Gannett’s Reno daily seeks charity to pay for local government coverage

Photo (cc) 2007 by Natalie Hegert

Gannett is seeking charitable donations to cover the salary of the local government reporter at the Reno Gazette Journal, one of its dailies. According to executive editor Brian Duggan, the paper is trying to raise $100,000 over the next two years so that it can keep paying Mark Robison. Duggan writes:

Mark’s salary is entirely dependent on the RGJ Fund, which is a field of interest fund held by the Community Foundation of Northern Nevada. It was established by the RGJ in 2020 as a way to help our newsroom grow.

Here’s some background from the Community Foundation.

My first reaction was blind outrage. My second reaction was tempered outrage. Short term, there’s no question that this will help the community. More coverage is better than less coverage, and Robison’s stories are offered for free, outside the Gazette Journal’s paywall.

But in the medium and long term, helping Gannett — the largest newspaper chain in the country, notorious for cutting its newsrooms to the bone — makes it more difficult for anyone else to start or maintain an independent news project. In fact, there are two such projects in Reno — This Is Reno and the Reno News & Review. Why not help them beef up their coverage of local government?

It’s not unprecedented for nonprofit grant money to be given to for-profit news organizations. To be fair, it sounds like none of the foundation’s money are actually being given to the paper; the foundation is simply administering the fund. (I emailed the foundation seeking comment but did not receive a response.) But there are two aspects of the Reno situation that stand out:

1. Robison is covering a core beat, local government.
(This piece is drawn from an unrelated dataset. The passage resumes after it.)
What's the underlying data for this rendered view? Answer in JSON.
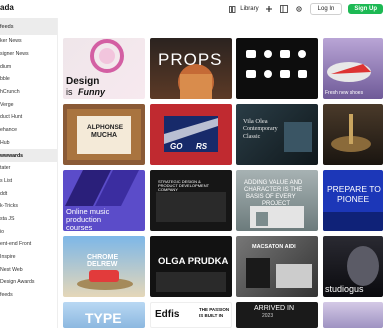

Grant money is usually used for special reporting projects, such as The Boston Globe’s series on educational inequality, “The Great Divide,” paid for partly by the Barr Foundation. Because of the grant money, the Globe is providing more and different education coverage than it otherwise might. By contrast, would the Reno paper actually not cover local government without charitable contributions? (OK, maybe it wouldn’t.)

2. Gannett keeps slashing its coverage to pay down debt and to squeeze out as much revenue as possible. I’m sure Duggan and Robison are fine journalists. But the people who own their paper demonstrate little interest in providing deep reporting in the communities they serve. Thus the donors are, in effect, subsidizing Gannett’s cost-cutting.

There has to be a better way of helping local news in Reno.